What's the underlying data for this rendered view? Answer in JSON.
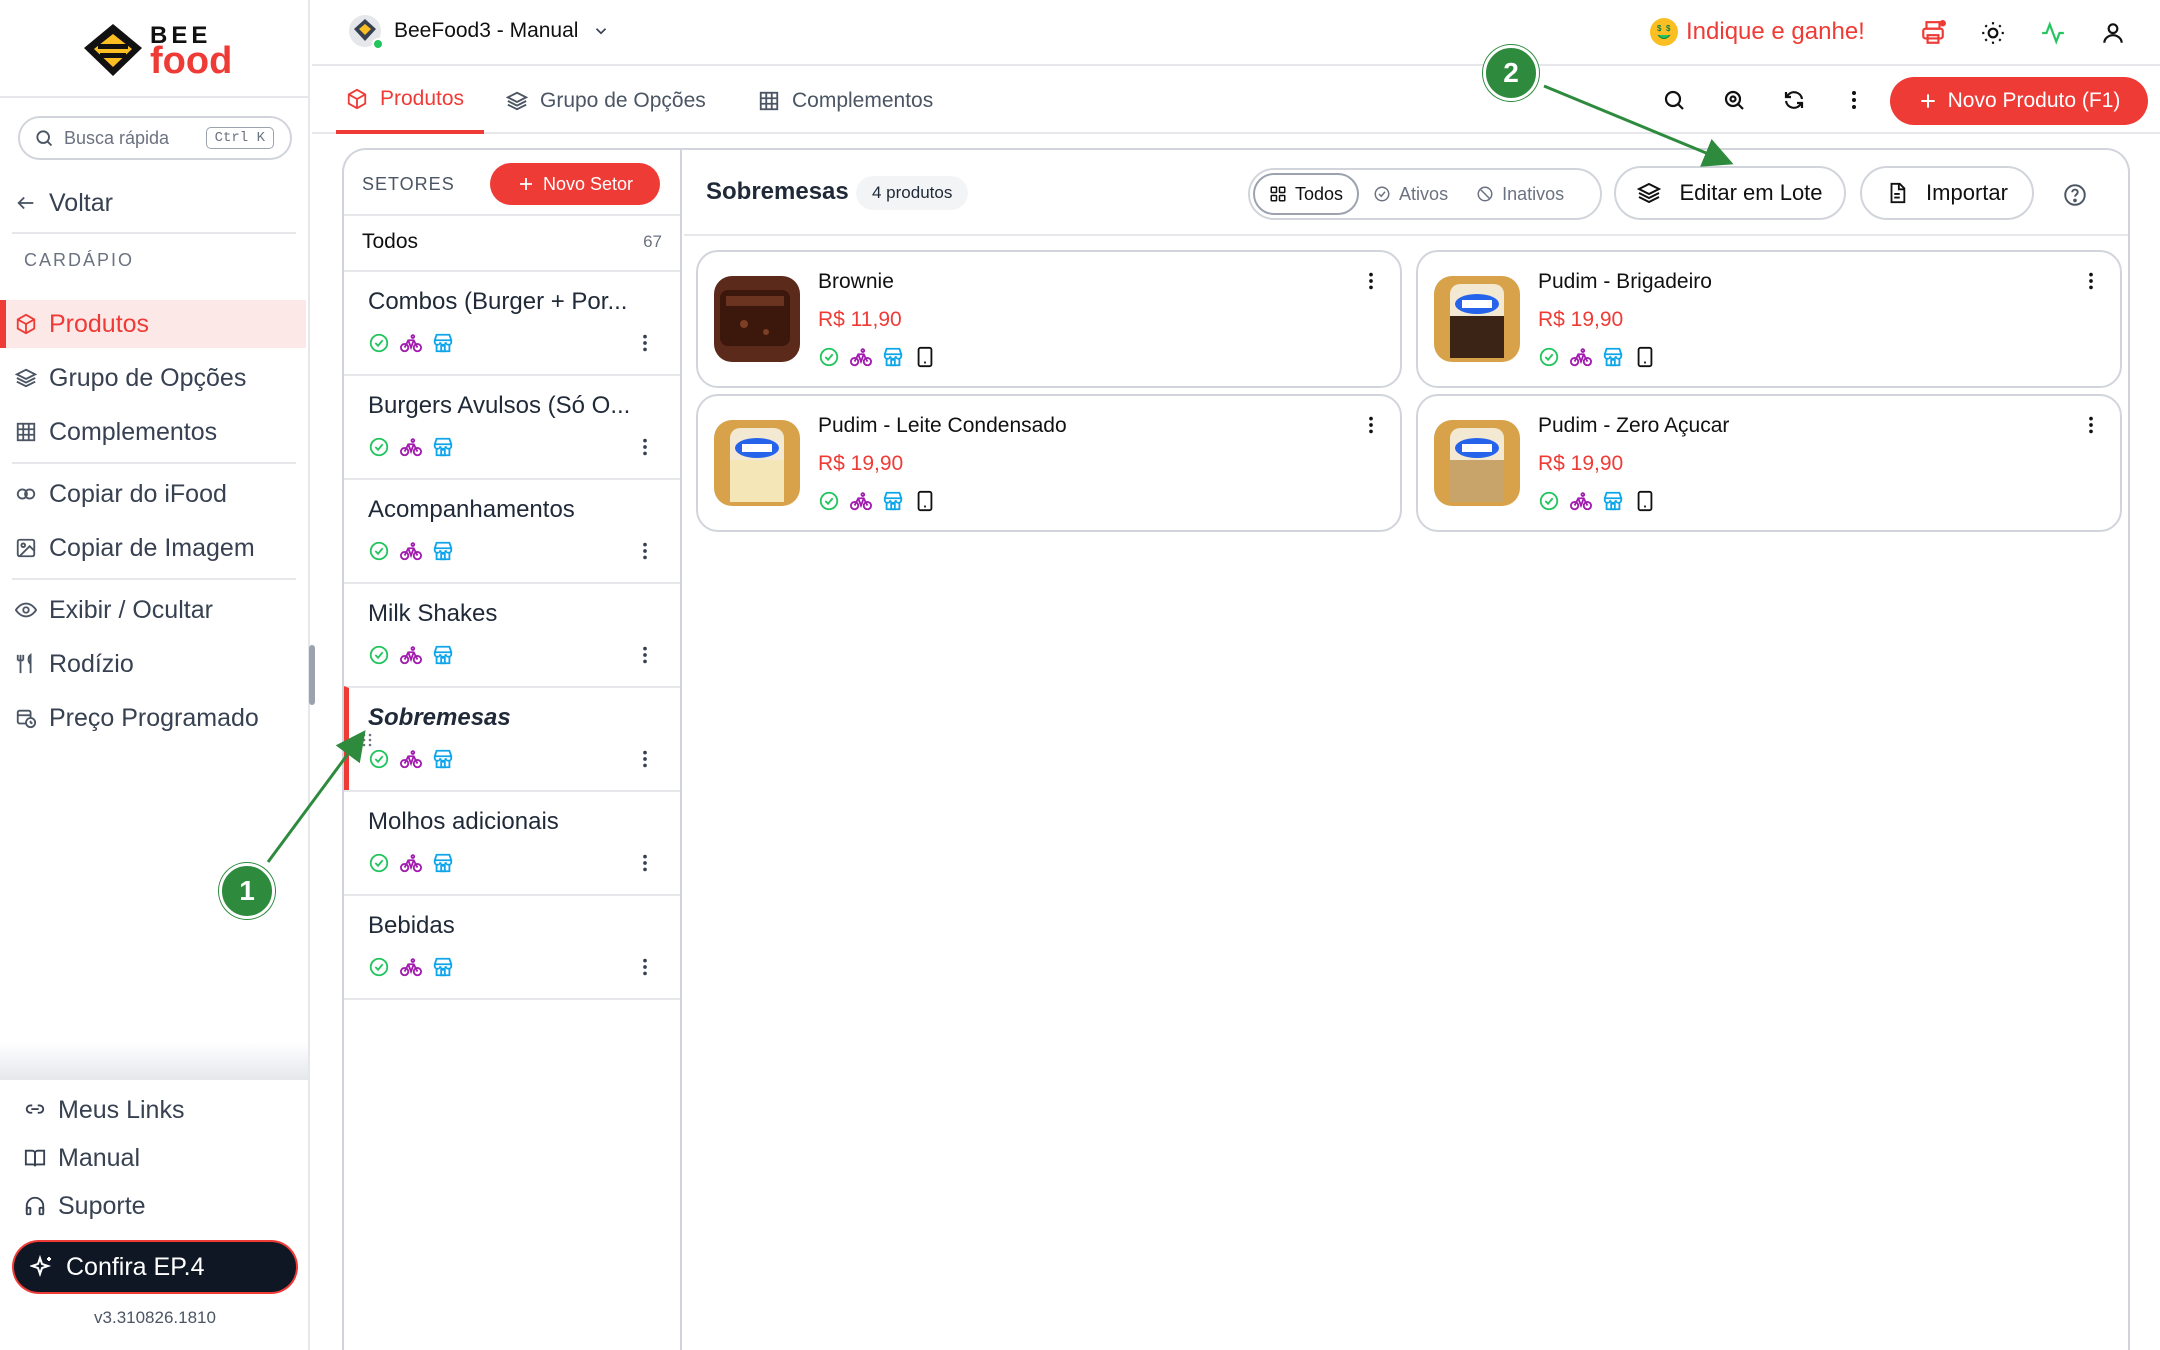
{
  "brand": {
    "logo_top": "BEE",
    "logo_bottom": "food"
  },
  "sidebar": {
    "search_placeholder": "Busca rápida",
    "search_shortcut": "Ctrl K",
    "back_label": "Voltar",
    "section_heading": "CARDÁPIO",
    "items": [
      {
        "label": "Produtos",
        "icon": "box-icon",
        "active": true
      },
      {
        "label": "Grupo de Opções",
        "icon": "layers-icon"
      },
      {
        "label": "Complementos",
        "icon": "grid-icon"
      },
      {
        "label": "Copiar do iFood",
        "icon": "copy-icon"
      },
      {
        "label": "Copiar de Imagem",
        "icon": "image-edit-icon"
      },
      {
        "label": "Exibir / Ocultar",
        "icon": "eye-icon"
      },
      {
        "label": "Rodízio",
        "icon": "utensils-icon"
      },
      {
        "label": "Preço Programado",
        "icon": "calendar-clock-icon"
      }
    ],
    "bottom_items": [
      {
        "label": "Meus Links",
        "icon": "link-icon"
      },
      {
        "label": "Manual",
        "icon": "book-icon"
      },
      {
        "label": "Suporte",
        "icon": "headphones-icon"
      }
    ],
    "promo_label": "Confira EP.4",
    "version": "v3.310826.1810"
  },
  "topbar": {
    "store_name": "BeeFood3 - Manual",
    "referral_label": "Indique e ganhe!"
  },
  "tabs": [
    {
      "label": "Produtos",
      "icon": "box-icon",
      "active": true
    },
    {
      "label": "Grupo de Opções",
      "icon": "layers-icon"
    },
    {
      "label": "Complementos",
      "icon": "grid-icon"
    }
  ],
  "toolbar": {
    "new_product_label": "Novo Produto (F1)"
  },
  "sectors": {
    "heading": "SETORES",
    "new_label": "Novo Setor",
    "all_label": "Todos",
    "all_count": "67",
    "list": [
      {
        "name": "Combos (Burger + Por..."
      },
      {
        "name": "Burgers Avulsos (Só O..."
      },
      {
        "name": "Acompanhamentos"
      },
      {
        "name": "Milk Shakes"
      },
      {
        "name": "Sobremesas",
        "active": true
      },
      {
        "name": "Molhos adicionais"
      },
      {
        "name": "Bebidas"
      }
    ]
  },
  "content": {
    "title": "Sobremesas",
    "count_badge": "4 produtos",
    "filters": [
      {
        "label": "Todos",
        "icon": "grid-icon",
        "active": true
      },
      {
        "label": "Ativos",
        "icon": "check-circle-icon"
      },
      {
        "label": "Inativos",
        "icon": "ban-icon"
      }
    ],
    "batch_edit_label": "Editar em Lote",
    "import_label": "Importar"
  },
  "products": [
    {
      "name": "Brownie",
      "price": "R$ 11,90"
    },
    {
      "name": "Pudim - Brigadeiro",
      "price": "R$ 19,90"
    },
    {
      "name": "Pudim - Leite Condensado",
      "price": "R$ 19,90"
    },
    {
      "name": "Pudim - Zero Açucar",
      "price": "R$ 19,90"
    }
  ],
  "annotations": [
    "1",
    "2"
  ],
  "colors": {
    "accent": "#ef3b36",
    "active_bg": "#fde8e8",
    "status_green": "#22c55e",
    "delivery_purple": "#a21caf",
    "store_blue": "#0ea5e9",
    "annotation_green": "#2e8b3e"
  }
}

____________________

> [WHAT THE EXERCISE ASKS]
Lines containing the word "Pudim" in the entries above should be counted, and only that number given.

> [WRITTEN SOLUTION]
3